In general, eating disorders are usually characterized by relentless thoughts and internal arguments about food and/or body size and shape. They often involve a disconnection between appetite and eating, where you may find yourself eating without hunger or feeling hungry without giving yourself permission to eat.
Cultivating a positive body image
In contemporary society in most “developed” countries, social pressure to look a certain way can be high. For women, the “perfect body” often translates to an impossibly thin or impossibly voluptuous figure. For men, societal messages often promote an unattainable ideal of muscular build, leanness, or both.
Developing and nurturing a positive body image – despite these pressures – is crucially important to well-being. Here are some tips:
Appreciate all your body does for you.
It’s easy to take your body for granted. Make an effort to recognize the many impressive things your body does every day. Our movement, emotions, our vision, taste, hearing, smelling, touch, digestion, heart-beat, and thinking … All of these rely on finely-tuned biochemical and physiological functioning. Our bodies are quite amazing!
Focus on health.
Eating well and getting regular exercise can help you feel healthy and strong. Your body requires regular and supportive nutritional nourishment. Be aware of dieting (which almost never works as a long-term solution to weight loss or muscle gain). Be sure to get enough sleep and keep your stress in check. Make time to do things you enjoy. Stress, anxiety, self-criticism, and a low sense of self-worth can interfere with how you feel about and treat your body, so take care of your mental health. Our nutritionists and healthy eating specialists, medical clinicians, and counselors can help you work toward improving your health and well-being.
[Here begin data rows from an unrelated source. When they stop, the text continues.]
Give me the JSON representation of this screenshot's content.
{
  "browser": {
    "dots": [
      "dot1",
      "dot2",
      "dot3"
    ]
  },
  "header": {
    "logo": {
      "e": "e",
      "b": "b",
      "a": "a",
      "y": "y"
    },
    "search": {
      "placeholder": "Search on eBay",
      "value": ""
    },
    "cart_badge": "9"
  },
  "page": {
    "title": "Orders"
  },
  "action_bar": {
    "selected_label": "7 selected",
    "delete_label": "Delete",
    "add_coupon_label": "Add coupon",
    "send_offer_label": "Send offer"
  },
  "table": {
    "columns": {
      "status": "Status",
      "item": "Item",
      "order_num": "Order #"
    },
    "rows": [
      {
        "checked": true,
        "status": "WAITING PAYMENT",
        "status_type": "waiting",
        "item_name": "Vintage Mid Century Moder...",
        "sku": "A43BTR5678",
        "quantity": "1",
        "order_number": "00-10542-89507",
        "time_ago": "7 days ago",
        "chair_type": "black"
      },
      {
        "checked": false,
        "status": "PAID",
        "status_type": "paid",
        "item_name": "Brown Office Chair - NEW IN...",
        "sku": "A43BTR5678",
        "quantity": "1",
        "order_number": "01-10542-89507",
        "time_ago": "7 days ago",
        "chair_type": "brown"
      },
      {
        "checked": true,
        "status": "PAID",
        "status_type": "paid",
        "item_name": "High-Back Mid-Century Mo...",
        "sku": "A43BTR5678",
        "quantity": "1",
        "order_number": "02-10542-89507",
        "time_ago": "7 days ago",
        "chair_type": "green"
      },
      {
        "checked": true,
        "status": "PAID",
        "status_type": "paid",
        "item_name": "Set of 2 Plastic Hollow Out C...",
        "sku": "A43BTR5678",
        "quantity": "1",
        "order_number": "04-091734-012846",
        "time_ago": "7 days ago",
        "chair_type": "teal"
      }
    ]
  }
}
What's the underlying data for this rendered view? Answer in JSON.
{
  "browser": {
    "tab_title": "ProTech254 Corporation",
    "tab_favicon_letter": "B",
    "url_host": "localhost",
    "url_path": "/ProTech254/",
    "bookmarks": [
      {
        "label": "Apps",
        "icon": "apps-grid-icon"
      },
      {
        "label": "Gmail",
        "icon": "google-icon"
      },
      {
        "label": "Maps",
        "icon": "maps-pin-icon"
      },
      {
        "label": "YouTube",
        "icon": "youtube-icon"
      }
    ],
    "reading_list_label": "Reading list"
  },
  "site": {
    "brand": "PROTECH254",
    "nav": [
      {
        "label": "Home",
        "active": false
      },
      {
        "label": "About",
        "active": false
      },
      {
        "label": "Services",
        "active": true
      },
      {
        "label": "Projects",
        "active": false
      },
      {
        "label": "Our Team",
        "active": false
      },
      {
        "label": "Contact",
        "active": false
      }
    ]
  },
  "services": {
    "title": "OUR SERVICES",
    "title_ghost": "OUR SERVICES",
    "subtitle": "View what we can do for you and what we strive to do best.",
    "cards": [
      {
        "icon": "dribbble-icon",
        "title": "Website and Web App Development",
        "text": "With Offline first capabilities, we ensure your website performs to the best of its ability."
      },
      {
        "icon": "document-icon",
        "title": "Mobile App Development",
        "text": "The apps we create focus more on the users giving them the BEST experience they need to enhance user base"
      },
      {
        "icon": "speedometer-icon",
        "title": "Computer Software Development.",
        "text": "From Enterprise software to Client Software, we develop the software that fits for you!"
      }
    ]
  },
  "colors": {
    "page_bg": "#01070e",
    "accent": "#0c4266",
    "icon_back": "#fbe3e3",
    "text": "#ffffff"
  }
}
Question unreasonable standards.
Healthy bodies come in all shapes and sizes. But each society creates standards of appearance or beauty particular to the place and time. The standards we face are highly influenced by advertising, entertainment, and social media. Remember that what you see projected there does not often reflect real life. Recognize that the more value you give to artificial societal standards, the less power you have over your own body image and sense of well-being.
- Check out the San Francisco-based group About Face for a critical review of the portrayal of women in the media
- Visit the civil rights organization NAAFA (National Association to Advance Fat Acceptance), that seeks to end size discrimination and embrace the diversity of body shape and size.
When to get help
Whenever your feelings and behaviors related to body image and eating begin to take precedence over other priorities in your life – or get in the way of your ability to participate in and enjoy life – it’s important to seek help.
Signs and symptoms that indicate disordered eating or an eating disorder (see “Where do you fall on the continuum?” above) should especially be taken seriously. Counseling support and/or treatment is important at any level of severity to reduce the risk of short-term and long-term health problems. (Still not sure? Take this free online Eating Disorders Screening from the National Eating Disorders Association.)
Whether you think your problem is mild or serious, it’s important to get help. Please schedule an appointment with either your Primary Care Provider, or with a member of the Cornell Healthy Eating Program (CHEP) team. Our staff members can help evaluate your current health and habits, and – when appropriate – provide medical care, counseling, and ongoing support to help you optimize your health and well-being. We can also connect you with support groups, and provide specialized referrals for treatment outside the scope of Cornell Health’s services.